[Data about app and page elements]

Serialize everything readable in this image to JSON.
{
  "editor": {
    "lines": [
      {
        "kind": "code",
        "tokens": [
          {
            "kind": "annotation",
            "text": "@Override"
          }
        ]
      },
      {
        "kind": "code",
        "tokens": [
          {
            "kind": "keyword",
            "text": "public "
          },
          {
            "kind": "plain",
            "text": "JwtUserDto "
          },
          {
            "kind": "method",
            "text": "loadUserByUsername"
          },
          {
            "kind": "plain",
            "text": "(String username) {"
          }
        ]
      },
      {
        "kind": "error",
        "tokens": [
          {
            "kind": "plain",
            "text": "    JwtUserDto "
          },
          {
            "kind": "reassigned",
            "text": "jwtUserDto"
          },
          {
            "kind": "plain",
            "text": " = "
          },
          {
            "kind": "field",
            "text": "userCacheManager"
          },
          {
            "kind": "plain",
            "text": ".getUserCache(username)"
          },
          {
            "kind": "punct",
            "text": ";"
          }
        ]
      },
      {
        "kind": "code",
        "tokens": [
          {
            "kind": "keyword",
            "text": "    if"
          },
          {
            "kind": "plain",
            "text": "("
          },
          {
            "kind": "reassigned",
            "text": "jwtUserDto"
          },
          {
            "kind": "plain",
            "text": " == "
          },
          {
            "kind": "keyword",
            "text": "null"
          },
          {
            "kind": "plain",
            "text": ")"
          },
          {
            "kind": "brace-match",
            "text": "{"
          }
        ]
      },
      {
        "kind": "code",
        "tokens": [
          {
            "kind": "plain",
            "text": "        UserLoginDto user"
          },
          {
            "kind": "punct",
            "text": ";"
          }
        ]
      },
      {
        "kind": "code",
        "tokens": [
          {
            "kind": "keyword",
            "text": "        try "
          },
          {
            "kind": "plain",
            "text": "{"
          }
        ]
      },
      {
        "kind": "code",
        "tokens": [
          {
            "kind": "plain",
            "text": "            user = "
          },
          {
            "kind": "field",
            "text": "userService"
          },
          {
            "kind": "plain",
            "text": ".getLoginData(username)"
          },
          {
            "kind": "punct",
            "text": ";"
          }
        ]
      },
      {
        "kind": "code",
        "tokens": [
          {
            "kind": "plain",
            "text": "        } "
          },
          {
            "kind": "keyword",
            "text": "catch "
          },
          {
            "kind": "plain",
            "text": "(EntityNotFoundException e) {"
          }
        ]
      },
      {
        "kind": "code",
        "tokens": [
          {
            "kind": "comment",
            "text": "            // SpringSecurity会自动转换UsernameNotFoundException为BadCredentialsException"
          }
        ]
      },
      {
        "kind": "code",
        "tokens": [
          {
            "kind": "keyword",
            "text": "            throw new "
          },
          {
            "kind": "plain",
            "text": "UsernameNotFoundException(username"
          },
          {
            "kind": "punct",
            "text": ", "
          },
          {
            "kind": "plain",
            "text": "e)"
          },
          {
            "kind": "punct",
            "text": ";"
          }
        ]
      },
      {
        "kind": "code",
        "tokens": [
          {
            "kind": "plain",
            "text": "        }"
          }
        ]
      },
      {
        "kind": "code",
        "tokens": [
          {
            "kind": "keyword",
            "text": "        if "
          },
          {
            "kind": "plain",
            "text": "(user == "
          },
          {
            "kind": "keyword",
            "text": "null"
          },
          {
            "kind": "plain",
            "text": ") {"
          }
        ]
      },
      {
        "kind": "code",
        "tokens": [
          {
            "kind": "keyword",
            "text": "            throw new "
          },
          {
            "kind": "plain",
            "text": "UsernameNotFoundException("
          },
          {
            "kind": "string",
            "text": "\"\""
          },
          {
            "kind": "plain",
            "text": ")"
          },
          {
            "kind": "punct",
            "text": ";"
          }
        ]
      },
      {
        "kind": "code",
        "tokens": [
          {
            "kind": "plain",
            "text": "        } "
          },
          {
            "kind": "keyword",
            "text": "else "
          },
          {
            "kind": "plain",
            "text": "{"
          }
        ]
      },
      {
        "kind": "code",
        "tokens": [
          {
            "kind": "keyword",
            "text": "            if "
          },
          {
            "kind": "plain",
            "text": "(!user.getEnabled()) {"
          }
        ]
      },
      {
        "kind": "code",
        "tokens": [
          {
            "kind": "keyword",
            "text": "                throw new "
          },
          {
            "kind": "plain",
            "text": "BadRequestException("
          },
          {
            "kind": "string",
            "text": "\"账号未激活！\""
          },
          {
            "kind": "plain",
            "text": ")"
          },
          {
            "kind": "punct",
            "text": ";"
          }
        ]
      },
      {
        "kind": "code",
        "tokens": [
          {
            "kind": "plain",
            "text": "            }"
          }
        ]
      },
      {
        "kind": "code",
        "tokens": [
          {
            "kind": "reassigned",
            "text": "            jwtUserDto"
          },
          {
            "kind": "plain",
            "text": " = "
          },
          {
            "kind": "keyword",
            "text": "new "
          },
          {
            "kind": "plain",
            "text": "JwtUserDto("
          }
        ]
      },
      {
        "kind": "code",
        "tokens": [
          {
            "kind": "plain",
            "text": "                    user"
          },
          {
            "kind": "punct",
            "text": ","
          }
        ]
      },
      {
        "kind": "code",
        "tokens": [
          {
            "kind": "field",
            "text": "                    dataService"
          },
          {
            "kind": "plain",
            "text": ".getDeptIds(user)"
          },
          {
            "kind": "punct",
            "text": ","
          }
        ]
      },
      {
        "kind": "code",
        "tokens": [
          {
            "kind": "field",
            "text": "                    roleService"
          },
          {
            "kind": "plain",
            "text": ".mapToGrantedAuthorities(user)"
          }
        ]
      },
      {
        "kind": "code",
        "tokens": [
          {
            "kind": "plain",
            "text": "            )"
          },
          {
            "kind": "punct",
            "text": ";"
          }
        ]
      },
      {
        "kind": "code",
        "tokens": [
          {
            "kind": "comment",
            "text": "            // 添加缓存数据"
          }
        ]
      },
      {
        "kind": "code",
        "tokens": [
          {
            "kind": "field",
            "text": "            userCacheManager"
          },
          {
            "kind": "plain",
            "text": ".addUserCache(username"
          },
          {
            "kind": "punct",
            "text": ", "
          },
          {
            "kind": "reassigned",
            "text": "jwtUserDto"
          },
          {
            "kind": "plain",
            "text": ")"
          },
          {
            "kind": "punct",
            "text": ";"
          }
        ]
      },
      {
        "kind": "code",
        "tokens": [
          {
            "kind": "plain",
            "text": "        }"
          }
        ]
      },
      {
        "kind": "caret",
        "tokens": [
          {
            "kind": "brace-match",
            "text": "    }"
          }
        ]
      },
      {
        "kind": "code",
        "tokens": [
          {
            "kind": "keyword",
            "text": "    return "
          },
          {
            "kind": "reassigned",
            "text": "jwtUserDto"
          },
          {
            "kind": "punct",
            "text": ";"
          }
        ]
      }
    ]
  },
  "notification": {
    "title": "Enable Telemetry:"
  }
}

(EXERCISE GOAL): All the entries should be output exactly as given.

(SOLUTION):
Serialize everything readable in this image to JSON.
{
  "editor": {
    "lines": [
      {
        "kind": "code",
        "tokens": [
          {
            "kind": "annotation",
            "text": "@Override"
          }
        ]
      },
      {
        "kind": "code",
        "tokens": [
          {
            "kind": "keyword",
            "text": "public "
          },
          {
            "kind": "plain",
            "text": "JwtUserDto "
          },
          {
            "kind": "method",
            "text": "loadUserByUsername"
          },
          {
            "kind": "plain",
            "text": "(String username) {"
          }
        ]
      },
      {
        "kind": "error",
        "tokens": [
          {
            "kind": "plain",
            "text": "    JwtUserDto "
          },
          {
            "kind": "reassigned",
            "text": "jwtUserDto"
          },
          {
            "kind": "plain",
            "text": " = "
          },
          {
            "kind": "field",
            "text": "userCacheManager"
          },
          {
            "kind": "plain",
            "text": ".getUserCache(username)"
          },
          {
            "kind": "punct",
            "text": ";"
          }
        ]
      },
      {
        "kind": "code",
        "tokens": [
          {
            "kind": "keyword",
            "text": "    if"
          },
          {
            "kind": "plain",
            "text": "("
          },
          {
            "kind": "reassigned",
            "text": "jwtUserDto"
          },
          {
            "kind": "plain",
            "text": " == "
          },
          {
            "kind": "keyword",
            "text": "null"
          },
          {
            "kind": "plain",
            "text": ")"
          },
          {
            "kind": "brace-match",
            "text": "{"
          }
        ]
      },
      {
        "kind": "code",
        "tokens": [
          {
            "kind": "plain",
            "text": "        UserLoginDto user"
          },
          {
            "kind": "punct",
            "text": ";"
          }
        ]
      },
      {
        "kind": "code",
        "tokens": [
          {
            "kind": "keyword",
            "text": "        try "
          },
          {
            "kind": "plain",
            "text": "{"
          }
        ]
      },
      {
        "kind": "code",
        "tokens": [
          {
            "kind": "plain",
            "text": "            user = "
          },
          {
            "kind": "field",
            "text": "userService"
          },
          {
            "kind": "plain",
            "text": ".getLoginData(username)"
          },
          {
            "kind": "punct",
            "text": ";"
          }
        ]
      },
      {
        "kind": "code",
        "tokens": [
          {
            "kind": "plain",
            "text": "        } "
          },
          {
            "kind": "keyword",
            "text": "catch "
          },
          {
            "kind": "plain",
            "text": "(EntityNotFoundException e) {"
          }
        ]
      },
      {
        "kind": "code",
        "tokens": [
          {
            "kind": "comment",
            "text": "            // SpringSecurity会自动转换UsernameNotFoundException为BadCredentialsException"
          }
        ]
      },
      {
        "kind": "code",
        "tokens": [
          {
            "kind": "keyword",
            "text": "            throw new "
          },
          {
            "kind": "plain",
            "text": "UsernameNotFoundException(username"
          },
          {
            "kind": "punct",
            "text": ", "
          },
          {
            "kind": "plain",
            "text": "e)"
          },
          {
            "kind": "punct",
            "text": ";"
          }
        ]
      },
      {
        "kind": "code",
        "tokens": [
          {
            "kind": "plain",
            "text": "        }"
          }
        ]
      },
      {
        "kind": "code",
        "tokens": [
          {
            "kind": "keyword",
            "text": "        if "
          },
          {
            "kind": "plain",
            "text": "(user == "
          },
          {
            "kind": "keyword",
            "text": "null"
          },
          {
            "kind": "plain",
            "text": ") {"
          }
        ]
      },
      {
        "kind": "code",
        "tokens": [
          {
            "kind": "keyword",
            "text": "            throw new "
          },
          {
            "kind": "plain",
            "text": "UsernameNotFoundException("
          },
          {
            "kind": "string",
            "text": "\"\""
          },
          {
            "kind": "plain",
            "text": ")"
          },
          {
            "kind": "punct",
            "text": ";"
          }
        ]
      },
      {
        "kind": "code",
        "tokens": [
          {
            "kind": "plain",
            "text": "        } "
          },
          {
            "kind": "keyword",
            "text": "else "
          },
          {
            "kind": "plain",
            "text": "{"
          }
        ]
      },
      {
        "kind": "code",
        "tokens": [
          {
            "kind": "keyword",
            "text": "            if "
          },
          {
            "kind": "plain",
            "text": "(!user.getEnabled()) {"
          }
        ]
      },
      {
        "kind": "code",
        "tokens": [
          {
            "kind": "keyword",
            "text": "                throw new "
          },
          {
            "kind": "plain",
            "text": "BadRequestException("
          },
          {
            "kind": "string",
            "text": "\"账号未激活！\""
          },
          {
            "kind": "plain",
            "text": ")"
          },
          {
            "kind": "punct",
            "text": ";"
          }
        ]
      },
      {
        "kind": "code",
        "tokens": [
          {
            "kind": "plain",
            "text": "            }"
          }
        ]
      },
      {
        "kind": "code",
        "tokens": [
          {
            "kind": "reassigned",
            "text": "            jwtUserDto"
          },
          {
            "kind": "plain",
            "text": " = "
          },
          {
            "kind": "keyword",
            "text": "new "
          },
          {
            "kind": "plain",
            "text": "JwtUserDto("
          }
        ]
      },
      {
        "kind": "code",
        "tokens": [
          {
            "kind": "plain",
            "text": "                    user"
          },
          {
            "kind": "punct",
            "text": ","
          }
        ]
      },
      {
        "kind": "code",
        "tokens": [
          {
            "kind": "field",
            "text": "                    dataService"
          },
          {
            "kind": "plain",
            "text": ".getDeptIds(user)"
          },
          {
            "kind": "punct",
            "text": ","
          }
        ]
      },
      {
        "kind": "code",
        "tokens": [
          {
            "kind": "field",
            "text": "                    roleService"
          },
          {
            "kind": "plain",
            "text": ".mapToGrantedAuthorities(user)"
          }
        ]
      },
      {
        "kind": "code",
        "tokens": [
          {
            "kind": "plain",
            "text": "            )"
          },
          {
            "kind": "punct",
            "text": ";"
          }
        ]
      },
      {
        "kind": "code",
        "tokens": [
          {
            "kind": "comment",
            "text": "            // 添加缓存数据"
          }
        ]
      },
      {
        "kind": "code",
        "tokens": [
          {
            "kind": "field",
            "text": "            userCacheManager"
          },
          {
            "kind": "plain",
            "text": ".addUserCache(username"
          },
          {
            "kind": "punct",
            "text": ", "
          },
          {
            "kind": "reassigned",
            "text": "jwtUserDto"
          },
          {
            "kind": "plain",
            "text": ")"
          },
          {
            "kind": "punct",
            "text": ";"
          }
        ]
      },
      {
        "kind": "code",
        "tokens": [
          {
            "kind": "plain",
            "text": "        }"
          }
        ]
      },
      {
        "kind": "caret",
        "tokens": [
          {
            "kind": "brace-match",
            "text": "    }"
          }
        ]
      },
      {
        "kind": "code",
        "tokens": [
          {
            "kind": "keyword",
            "text": "    return "
          },
          {
            "kind": "reassigned",
            "text": "jwtUserDto"
          },
          {
            "kind": "punct",
            "text": ";"
          }
        ]
      }
    ]
  },
  "notification": {
    "title": "Enable Telemetry:"
  }
}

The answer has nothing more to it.